About 3,000 Kentuckians who served in the military during the Iraq and Afghanistan wars have come home to no job.
A bipartisan bill that was in the spotlight last week would provide $1 billion to help put many of the nation's 720,000 unemployed veterans to work.
That number includes 225,000 post-9/11 vets, many of whom served multiple tours of duty.
The Veterans Job Corps Act of 2012 would provide grants to train and employ vets as first-responders and in conservation, historic preservation and resource management — a Civilian Conservation Corps for a new generation.
Kentucky's congressional delegation should support this legislation and not just because it's the honorable thing to do. Kentucky and the rest of Appalachia offer more than a million acres where veterans could restart their civilian lives by restoring ancient forests and clean water.
A nonprofit based at the University of Kentucky has proposed a shovel-ready program that could employ 2,000 people. An offshoot of research by scientists at UK and other universities, Green Forests Work could create short-term jobs and a long-term economic base in forest resources and tourism for coalfield communities from Pennsylvania to Tennessee.
Already the coal industry, government regulators and volunteers have helped scientists demonstrate large-scale success in growing native trees on the biologically bereft grasslands left by mining.
This labor-intensive undertaking begins with de-compacting the concrete-like soil. It would utilize equipment and skills idled by coal industry layoffs and the declining demand for coal. The Appalachian Regional Commission has given the project a vote of confidence by funding some field staff. Backers of the reforestation project had hoped for funding in 2009 through energy legislation that fizzled.
Jobs for vets is another chance, if Republicans let it move. Kentucky's Sen. Rand Paul held it up to demand that Pakistan release a prisoner who helped the U.S. find Osama bin Laden. Other Republicans had more practical objections, including that the jobs would be temporary and the bill did not go through committee.
An unemployed vet would be happy to have a two- or three-year job that could be a springboard to a career.
We hope that by the time you read this, the Senate will have approved the program, setting the stage for House action if not before the upcoming recess, after the election.
The unemployment rate last year for male non-veterans in the 18 to 24 age group was 17.6 percent, which is bad.
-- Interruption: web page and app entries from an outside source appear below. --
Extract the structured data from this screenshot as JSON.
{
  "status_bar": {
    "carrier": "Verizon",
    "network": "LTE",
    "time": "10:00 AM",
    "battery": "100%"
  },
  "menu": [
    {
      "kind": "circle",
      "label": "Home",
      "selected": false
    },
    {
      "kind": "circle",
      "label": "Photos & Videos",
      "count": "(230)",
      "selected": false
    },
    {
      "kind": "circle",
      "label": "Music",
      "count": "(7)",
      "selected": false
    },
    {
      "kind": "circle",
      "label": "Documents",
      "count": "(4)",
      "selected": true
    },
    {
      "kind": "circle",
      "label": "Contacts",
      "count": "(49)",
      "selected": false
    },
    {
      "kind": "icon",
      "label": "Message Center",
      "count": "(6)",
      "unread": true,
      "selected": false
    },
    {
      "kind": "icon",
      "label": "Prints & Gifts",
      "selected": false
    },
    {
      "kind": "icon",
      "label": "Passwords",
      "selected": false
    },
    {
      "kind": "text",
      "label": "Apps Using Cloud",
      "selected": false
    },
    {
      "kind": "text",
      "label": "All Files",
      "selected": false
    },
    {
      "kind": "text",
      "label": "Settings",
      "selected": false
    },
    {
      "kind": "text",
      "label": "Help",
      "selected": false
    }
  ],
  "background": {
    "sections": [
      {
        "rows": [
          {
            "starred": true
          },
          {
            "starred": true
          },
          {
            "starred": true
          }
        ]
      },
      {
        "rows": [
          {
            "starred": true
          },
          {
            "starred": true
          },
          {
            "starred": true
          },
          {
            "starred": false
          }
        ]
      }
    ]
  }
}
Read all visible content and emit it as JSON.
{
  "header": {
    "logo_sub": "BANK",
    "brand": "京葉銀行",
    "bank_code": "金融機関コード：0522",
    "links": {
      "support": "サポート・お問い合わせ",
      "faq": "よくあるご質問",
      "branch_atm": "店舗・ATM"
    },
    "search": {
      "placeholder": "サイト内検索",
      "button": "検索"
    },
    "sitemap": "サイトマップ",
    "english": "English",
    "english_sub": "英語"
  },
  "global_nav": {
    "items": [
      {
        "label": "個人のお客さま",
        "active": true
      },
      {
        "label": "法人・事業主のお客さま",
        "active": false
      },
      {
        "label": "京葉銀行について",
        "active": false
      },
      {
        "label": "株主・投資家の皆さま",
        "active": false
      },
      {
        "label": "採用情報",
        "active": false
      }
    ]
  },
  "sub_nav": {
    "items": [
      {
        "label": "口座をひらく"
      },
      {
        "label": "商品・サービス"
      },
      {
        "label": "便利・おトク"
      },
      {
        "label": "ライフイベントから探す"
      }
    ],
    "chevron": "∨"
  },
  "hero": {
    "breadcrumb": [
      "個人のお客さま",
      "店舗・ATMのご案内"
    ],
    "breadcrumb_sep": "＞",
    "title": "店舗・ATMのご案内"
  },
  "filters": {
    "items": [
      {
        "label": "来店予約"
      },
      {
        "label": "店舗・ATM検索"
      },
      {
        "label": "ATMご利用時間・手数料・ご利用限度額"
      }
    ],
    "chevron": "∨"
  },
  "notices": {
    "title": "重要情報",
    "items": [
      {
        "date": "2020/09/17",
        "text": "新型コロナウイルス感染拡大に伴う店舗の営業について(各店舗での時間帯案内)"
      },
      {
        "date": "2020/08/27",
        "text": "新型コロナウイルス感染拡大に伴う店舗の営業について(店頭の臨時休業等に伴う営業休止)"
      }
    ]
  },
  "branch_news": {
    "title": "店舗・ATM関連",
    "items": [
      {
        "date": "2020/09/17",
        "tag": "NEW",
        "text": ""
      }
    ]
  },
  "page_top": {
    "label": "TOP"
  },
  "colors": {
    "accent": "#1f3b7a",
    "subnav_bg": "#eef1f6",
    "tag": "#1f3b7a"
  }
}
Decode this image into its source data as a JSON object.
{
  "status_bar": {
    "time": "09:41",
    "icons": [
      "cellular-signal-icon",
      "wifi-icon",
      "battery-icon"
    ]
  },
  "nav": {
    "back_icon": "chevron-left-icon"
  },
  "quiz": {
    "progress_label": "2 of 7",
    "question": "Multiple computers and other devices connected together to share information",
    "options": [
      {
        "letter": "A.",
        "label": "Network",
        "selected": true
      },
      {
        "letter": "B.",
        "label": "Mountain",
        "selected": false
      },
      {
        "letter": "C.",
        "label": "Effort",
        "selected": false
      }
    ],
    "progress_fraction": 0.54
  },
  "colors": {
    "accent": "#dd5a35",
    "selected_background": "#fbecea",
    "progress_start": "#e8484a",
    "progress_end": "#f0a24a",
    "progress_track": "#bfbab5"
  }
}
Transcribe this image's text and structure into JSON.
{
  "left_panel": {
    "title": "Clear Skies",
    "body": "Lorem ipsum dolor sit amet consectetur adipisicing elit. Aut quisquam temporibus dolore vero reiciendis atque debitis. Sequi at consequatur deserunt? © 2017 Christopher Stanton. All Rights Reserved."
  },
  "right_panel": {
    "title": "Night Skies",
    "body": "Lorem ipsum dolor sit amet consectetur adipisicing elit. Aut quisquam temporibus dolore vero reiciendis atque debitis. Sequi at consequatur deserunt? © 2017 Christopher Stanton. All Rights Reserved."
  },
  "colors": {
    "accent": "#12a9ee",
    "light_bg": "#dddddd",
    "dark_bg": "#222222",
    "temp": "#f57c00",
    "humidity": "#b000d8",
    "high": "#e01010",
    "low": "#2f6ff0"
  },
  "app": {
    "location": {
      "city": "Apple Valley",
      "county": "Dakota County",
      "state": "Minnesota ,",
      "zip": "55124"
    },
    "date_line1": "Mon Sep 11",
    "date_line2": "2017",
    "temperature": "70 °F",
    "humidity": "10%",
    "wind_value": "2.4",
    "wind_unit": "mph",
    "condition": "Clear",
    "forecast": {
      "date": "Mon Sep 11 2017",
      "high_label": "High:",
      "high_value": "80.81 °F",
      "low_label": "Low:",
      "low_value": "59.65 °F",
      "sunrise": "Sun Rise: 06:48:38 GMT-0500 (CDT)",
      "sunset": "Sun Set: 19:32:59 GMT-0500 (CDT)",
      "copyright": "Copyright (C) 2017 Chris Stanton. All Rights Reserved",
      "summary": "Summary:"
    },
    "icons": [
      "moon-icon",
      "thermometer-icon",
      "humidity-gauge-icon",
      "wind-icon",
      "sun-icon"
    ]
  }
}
For young men in this age group who put their lives on the line by volunteering for duty, unemployment was 29.1 percent, which is shameful.
The unemployment rate for post-9/11 vets of all ages and both genders has declined from 12 percent last year to just under 11 percent. That's still worse than the rate for non-vets. It's also no way for a grateful nation to treat its military veterans.
The Veterans Job Corps won't worsen the deficit. The bill pays for itself by pressuring deadbeats to cough up more than $500 million in back taxes or lose their passports and by reducing payments to some Medicare providers and suppliers.
Paul, R-Bowling Green, was delaying action on the jobs bill by holding out for a cutoff of aid to Pakistan. After attacks on U.S. embassies, he broadened his amendment to cut off aid to Libya and Egypt.
There's nothing wrong with Paul pushing for the release of Dr. Shakil Afridi, who helped find bin Laden. But the senator would probably be more effective using his influence in quieter, diplomatic channels.
Also, Paul's eagerness for the U.S. to surrender its economic leverage over governments in strategic hot spots would leave nothing but military force and persuasion to protect our interests in a dangerous world.
Instead of obstructing, Kentucky's Republicans, especially Rep. Hal Rogers, who represents the Appalachian coalfield, should be making sure that reforesting Appalachia is part of the jobs plan.